### Task material
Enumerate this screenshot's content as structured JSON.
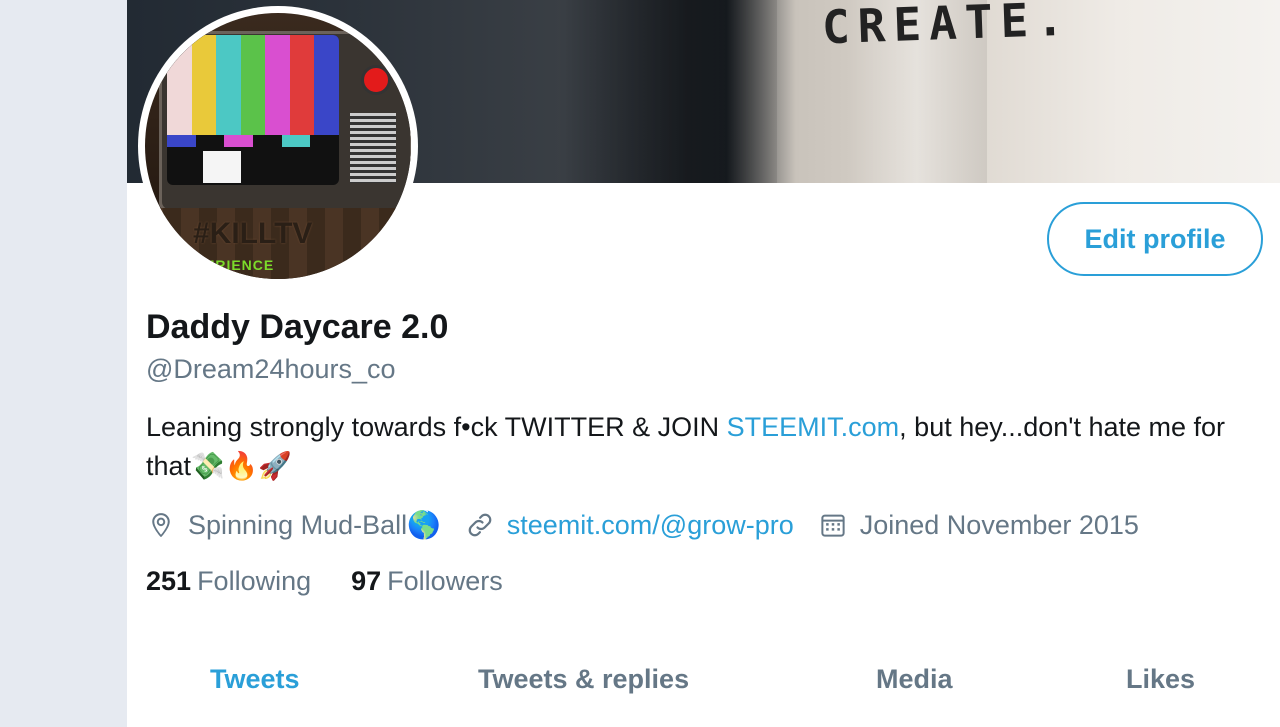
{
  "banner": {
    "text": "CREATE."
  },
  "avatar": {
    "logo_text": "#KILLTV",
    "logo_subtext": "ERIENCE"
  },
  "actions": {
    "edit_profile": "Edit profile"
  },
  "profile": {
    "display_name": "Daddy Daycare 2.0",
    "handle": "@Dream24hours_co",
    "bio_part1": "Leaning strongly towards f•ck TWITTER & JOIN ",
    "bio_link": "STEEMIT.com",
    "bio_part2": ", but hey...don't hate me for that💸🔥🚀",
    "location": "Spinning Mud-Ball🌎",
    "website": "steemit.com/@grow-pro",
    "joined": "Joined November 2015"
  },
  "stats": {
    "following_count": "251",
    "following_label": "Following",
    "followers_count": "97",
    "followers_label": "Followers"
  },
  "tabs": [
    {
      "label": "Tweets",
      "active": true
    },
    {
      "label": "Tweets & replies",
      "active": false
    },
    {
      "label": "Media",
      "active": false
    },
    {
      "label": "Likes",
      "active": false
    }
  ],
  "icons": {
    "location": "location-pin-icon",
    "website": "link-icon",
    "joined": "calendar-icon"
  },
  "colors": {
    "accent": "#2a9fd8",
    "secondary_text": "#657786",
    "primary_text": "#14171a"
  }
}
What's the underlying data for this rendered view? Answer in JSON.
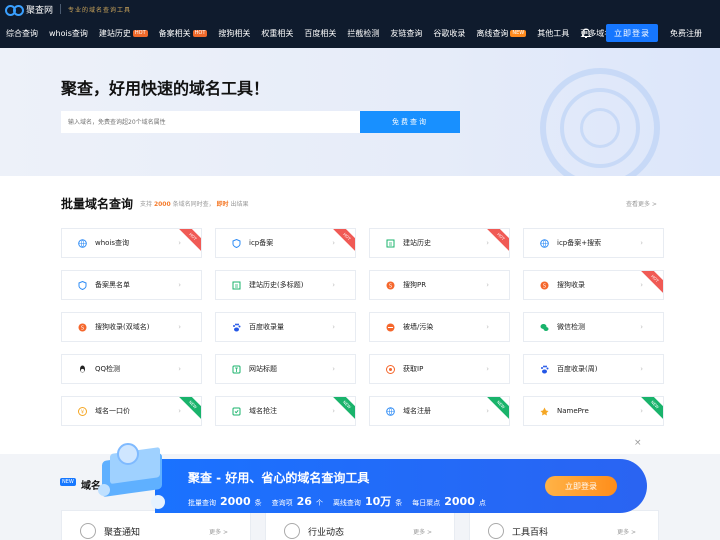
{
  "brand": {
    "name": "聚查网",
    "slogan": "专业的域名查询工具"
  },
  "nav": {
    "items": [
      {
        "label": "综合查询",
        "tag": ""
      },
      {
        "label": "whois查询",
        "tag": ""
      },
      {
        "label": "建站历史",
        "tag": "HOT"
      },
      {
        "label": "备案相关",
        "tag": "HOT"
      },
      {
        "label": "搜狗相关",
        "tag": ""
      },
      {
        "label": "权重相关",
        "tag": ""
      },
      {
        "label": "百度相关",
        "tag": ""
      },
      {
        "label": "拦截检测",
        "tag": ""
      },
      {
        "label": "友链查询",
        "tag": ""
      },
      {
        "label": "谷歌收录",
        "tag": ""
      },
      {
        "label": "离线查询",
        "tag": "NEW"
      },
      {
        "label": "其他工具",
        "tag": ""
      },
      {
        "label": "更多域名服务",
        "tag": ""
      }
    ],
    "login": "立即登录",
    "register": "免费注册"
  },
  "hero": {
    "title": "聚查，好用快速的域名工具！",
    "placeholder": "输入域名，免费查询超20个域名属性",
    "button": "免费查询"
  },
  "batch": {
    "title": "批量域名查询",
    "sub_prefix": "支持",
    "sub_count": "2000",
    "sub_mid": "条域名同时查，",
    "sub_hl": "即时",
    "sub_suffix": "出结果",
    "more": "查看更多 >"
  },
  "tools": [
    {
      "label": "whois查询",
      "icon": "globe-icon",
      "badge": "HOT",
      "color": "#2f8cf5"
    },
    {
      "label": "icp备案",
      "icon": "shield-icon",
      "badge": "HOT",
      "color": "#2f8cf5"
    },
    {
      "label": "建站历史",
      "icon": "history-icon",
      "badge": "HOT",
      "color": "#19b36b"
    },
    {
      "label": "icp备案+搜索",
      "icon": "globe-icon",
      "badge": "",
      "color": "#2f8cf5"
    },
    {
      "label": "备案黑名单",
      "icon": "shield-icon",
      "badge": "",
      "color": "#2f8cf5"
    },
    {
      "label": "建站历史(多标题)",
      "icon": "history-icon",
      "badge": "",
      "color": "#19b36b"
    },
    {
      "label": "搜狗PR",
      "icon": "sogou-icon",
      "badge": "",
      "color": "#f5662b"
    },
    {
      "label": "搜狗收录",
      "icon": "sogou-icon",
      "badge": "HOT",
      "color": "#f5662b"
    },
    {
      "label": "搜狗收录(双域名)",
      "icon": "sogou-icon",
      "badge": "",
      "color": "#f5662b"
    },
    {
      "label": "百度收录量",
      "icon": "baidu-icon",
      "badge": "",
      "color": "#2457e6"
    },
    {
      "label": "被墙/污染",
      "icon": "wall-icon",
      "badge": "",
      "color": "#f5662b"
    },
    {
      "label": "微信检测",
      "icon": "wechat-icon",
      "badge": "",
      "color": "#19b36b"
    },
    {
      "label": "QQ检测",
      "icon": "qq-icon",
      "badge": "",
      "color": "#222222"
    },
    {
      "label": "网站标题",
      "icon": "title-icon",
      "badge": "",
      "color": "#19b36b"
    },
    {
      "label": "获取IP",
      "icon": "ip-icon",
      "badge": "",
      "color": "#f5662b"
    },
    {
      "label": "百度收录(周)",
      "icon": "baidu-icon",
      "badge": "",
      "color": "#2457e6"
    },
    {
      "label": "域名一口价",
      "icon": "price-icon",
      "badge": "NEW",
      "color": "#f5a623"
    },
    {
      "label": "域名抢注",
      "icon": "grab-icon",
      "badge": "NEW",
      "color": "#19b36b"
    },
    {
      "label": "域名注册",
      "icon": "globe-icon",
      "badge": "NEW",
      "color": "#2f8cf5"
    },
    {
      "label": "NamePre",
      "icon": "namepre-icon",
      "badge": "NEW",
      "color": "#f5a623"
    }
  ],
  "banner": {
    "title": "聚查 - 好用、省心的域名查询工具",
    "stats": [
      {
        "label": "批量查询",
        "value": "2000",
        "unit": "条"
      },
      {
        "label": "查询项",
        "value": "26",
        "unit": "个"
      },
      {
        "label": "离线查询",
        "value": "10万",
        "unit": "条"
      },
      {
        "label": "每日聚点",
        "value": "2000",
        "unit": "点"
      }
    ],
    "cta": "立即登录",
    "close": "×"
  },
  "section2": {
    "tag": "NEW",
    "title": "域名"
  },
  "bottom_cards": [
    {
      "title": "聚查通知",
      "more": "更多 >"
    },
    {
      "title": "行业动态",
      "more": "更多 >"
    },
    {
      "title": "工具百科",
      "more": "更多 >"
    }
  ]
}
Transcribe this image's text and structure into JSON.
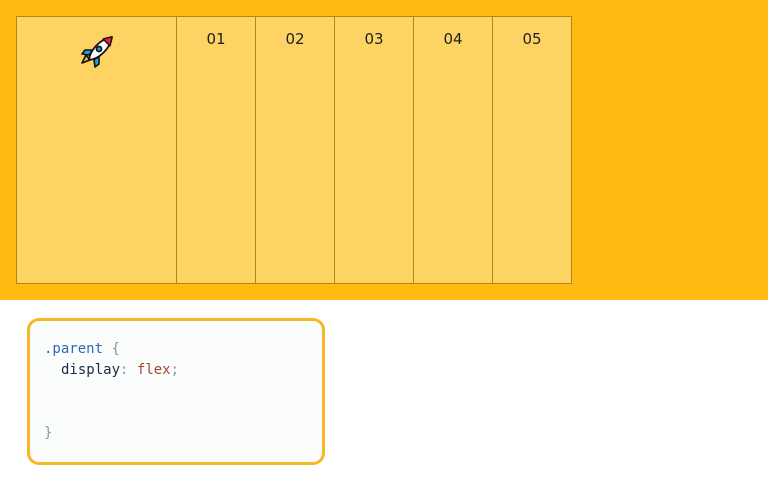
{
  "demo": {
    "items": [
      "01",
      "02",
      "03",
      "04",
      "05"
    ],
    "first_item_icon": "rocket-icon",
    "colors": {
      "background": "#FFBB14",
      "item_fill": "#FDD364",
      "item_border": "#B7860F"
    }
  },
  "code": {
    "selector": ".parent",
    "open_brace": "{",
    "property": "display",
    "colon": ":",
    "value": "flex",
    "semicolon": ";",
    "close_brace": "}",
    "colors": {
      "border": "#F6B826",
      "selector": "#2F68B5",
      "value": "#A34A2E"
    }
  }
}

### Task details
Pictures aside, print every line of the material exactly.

### Solution
Enumerate this screenshot's content as structured JSON.
{
  "banner": {
    "text": "CREATE."
  },
  "avatar": {
    "logo_text": "#KILLTV",
    "logo_subtext": "ERIENCE"
  },
  "actions": {
    "edit_profile": "Edit profile"
  },
  "profile": {
    "display_name": "Daddy Daycare 2.0",
    "handle": "@Dream24hours_co",
    "bio_part1": "Leaning strongly towards f•ck TWITTER & JOIN ",
    "bio_link": "STEEMIT.com",
    "bio_part2": ", but hey...don't hate me for that💸🔥🚀",
    "location": "Spinning Mud-Ball🌎",
    "website": "steemit.com/@grow-pro",
    "joined": "Joined November 2015"
  },
  "stats": {
    "following_count": "251",
    "following_label": "Following",
    "followers_count": "97",
    "followers_label": "Followers"
  },
  "tabs": [
    {
      "label": "Tweets",
      "active": true
    },
    {
      "label": "Tweets & replies",
      "active": false
    },
    {
      "label": "Media",
      "active": false
    },
    {
      "label": "Likes",
      "active": false
    }
  ],
  "icons": {
    "location": "location-pin-icon",
    "website": "link-icon",
    "joined": "calendar-icon"
  },
  "colors": {
    "accent": "#2a9fd8",
    "secondary_text": "#657786",
    "primary_text": "#14171a"
  }
}
What's the underlying data for this rendered view? Answer in JSON.
{
  "brand": {
    "name": "聚查网",
    "slogan": "专业的域名查询工具"
  },
  "nav": {
    "items": [
      {
        "label": "综合查询",
        "tag": ""
      },
      {
        "label": "whois查询",
        "tag": ""
      },
      {
        "label": "建站历史",
        "tag": "HOT"
      },
      {
        "label": "备案相关",
        "tag": "HOT"
      },
      {
        "label": "搜狗相关",
        "tag": ""
      },
      {
        "label": "权重相关",
        "tag": ""
      },
      {
        "label": "百度相关",
        "tag": ""
      },
      {
        "label": "拦截检测",
        "tag": ""
      },
      {
        "label": "友链查询",
        "tag": ""
      },
      {
        "label": "谷歌收录",
        "tag": ""
      },
      {
        "label": "离线查询",
        "tag": "NEW"
      },
      {
        "label": "其他工具",
        "tag": ""
      },
      {
        "label": "更多域名服务",
        "tag": ""
      }
    ],
    "login": "立即登录",
    "register": "免费注册"
  },
  "hero": {
    "title": "聚查，好用快速的域名工具！",
    "placeholder": "输入域名，免费查询超20个域名属性",
    "button": "免费查询"
  },
  "batch": {
    "title": "批量域名查询",
    "sub_prefix": "支持",
    "sub_count": "2000",
    "sub_mid": "条域名同时查，",
    "sub_hl": "即时",
    "sub_suffix": "出结果",
    "more": "查看更多 >"
  },
  "tools": [
    {
      "label": "whois查询",
      "icon": "globe-icon",
      "badge": "HOT",
      "color": "#2f8cf5"
    },
    {
      "label": "icp备案",
      "icon": "shield-icon",
      "badge": "HOT",
      "color": "#2f8cf5"
    },
    {
      "label": "建站历史",
      "icon": "history-icon",
      "badge": "HOT",
      "color": "#19b36b"
    },
    {
      "label": "icp备案+搜索",
      "icon": "globe-icon",
      "badge": "",
      "color": "#2f8cf5"
    },
    {
      "label": "备案黑名单",
      "icon": "shield-icon",
      "badge": "",
      "color": "#2f8cf5"
    },
    {
      "label": "建站历史(多标题)",
      "icon": "history-icon",
      "badge": "",
      "color": "#19b36b"
    },
    {
      "label": "搜狗PR",
      "icon": "sogou-icon",
      "badge": "",
      "color": "#f5662b"
    },
    {
      "label": "搜狗收录",
      "icon": "sogou-icon",
      "badge": "HOT",
      "color": "#f5662b"
    },
    {
      "label": "搜狗收录(双域名)",
      "icon": "sogou-icon",
      "badge": "",
      "color": "#f5662b"
    },
    {
      "label": "百度收录量",
      "icon": "baidu-icon",
      "badge": "",
      "color": "#2457e6"
    },
    {
      "label": "被墙/污染",
      "icon": "wall-icon",
      "badge": "",
      "color": "#f5662b"
    },
    {
      "label": "微信检测",
      "icon": "wechat-icon",
      "badge": "",
      "color": "#19b36b"
    },
    {
      "label": "QQ检测",
      "icon": "qq-icon",
      "badge": "",
      "color": "#222222"
    },
    {
      "label": "网站标题",
      "icon": "title-icon",
      "badge": "",
      "color": "#19b36b"
    },
    {
      "label": "获取IP",
      "icon": "ip-icon",
      "badge": "",
      "color": "#f5662b"
    },
    {
      "label": "百度收录(周)",
      "icon": "baidu-icon",
      "badge": "",
      "color": "#2457e6"
    },
    {
      "label": "域名一口价",
      "icon": "price-icon",
      "badge": "NEW",
      "color": "#f5a623"
    },
    {
      "label": "域名抢注",
      "icon": "grab-icon",
      "badge": "NEW",
      "color": "#19b36b"
    },
    {
      "label": "域名注册",
      "icon": "globe-icon",
      "badge": "NEW",
      "color": "#2f8cf5"
    },
    {
      "label": "NamePre",
      "icon": "namepre-icon",
      "badge": "NEW",
      "color": "#f5a623"
    }
  ],
  "banner": {
    "title": "聚查 - 好用、省心的域名查询工具",
    "stats": [
      {
        "label": "批量查询",
        "value": "2000",
        "unit": "条"
      },
      {
        "label": "查询项",
        "value": "26",
        "unit": "个"
      },
      {
        "label": "离线查询",
        "value": "10万",
        "unit": "条"
      },
      {
        "label": "每日聚点",
        "value": "2000",
        "unit": "点"
      }
    ],
    "cta": "立即登录",
    "close": "×"
  },
  "section2": {
    "tag": "NEW",
    "title": "域名"
  },
  "bottom_cards": [
    {
      "title": "聚查通知",
      "more": "更多 >"
    },
    {
      "title": "行业动态",
      "more": "更多 >"
    },
    {
      "title": "工具百科",
      "more": "更多 >"
    }
  ]
}
Transcribe this image's text and structure into JSON.
{
  "demo": {
    "items": [
      "01",
      "02",
      "03",
      "04",
      "05"
    ],
    "first_item_icon": "rocket-icon",
    "colors": {
      "background": "#FFBB14",
      "item_fill": "#FDD364",
      "item_border": "#B7860F"
    }
  },
  "code": {
    "selector": ".parent",
    "open_brace": "{",
    "property": "display",
    "colon": ":",
    "value": "flex",
    "semicolon": ";",
    "close_brace": "}",
    "colors": {
      "border": "#F6B826",
      "selector": "#2F68B5",
      "value": "#A34A2E"
    }
  }
}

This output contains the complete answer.